    I, for one, am glad that people will get to know just how much phones cost. I think people would be better off realizing that even that “free” phone isn’t free. It’s amazing the abuse that people cause by being careless. I bet they wouldn’t be so careless if that “free” phone cost a hundred or more dollars :)

    Also, a note on prepaid handsets: keep in mind that prepaid handsets are very heavily subsidized, and T-Mobile loses money on them. If too many people buy them for postpaid accounts, T-Mobile may have to change the equipment used for prepaid accounts. They’ve already permanently locked some of them, so they cannot be unlocked for use on another network. There ain’t no such thing as a free lunch…the cost gets passed to the customers at some point.

  • Mr.Z

    Uh… Tmo would not be the first with month to month post paid plans… AT&T already has this.. But, it’s good to see carriers realizing that some people dont need an equipment subsidy.

  • socalfrank

    I just signed up for the T-Mobile @ Home plan and even though I added 2 lines and bought the $50 router (which didn’t show a difference in price for 1 or 2 years, the rep forced me to sign a 2-year contract with a $200 penalty per line for cancellation. Not cool.

  • timmyjoe42

    I don’t see any mention of this on the website. I only see the flexpay, which is slightly more appealing because of the no activation fees.
    Will this no contract or flexpay work if I have one line under contract, and add a second line where I bring in my own phone? I expect the original phone will keep it’s original contract date, and the second line will be free of ETFs, right?

  • http://none lee

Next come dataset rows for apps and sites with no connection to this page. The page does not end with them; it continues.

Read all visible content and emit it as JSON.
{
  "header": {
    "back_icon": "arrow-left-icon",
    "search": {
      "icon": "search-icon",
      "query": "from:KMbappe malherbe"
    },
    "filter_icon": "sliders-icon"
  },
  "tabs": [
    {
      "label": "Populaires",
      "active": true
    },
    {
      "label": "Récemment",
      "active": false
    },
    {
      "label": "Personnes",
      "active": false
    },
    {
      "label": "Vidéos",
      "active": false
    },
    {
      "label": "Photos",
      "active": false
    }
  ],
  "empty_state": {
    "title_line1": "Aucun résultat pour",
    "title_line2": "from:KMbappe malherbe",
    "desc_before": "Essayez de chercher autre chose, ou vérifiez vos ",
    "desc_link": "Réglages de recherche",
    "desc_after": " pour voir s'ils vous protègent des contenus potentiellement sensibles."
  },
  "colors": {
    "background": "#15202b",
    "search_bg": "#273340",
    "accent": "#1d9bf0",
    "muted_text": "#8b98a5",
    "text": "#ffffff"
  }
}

    if this things u say r true why r thet not on tmobile.com

  • Shawn

    The month to month contracts has been delayed due to technical issues. They should be out soon.

  • runtmasterflex

    There is a number of advantages of this over Flexpay, w/ the flexpay monthly contract you pay more than your postpaid counter parts for your monthly access fees. Not only that but some features are not available to flexpay customers such as callertunes and Hotspot@home. Not to mention the fact that you have to worry about putting money in your account to buy a ringtone, send an SMS/MMS if you don’t have a bundle or make an Intl. call.

  • http://lashotel.net Ronnie Langley

    not so gr8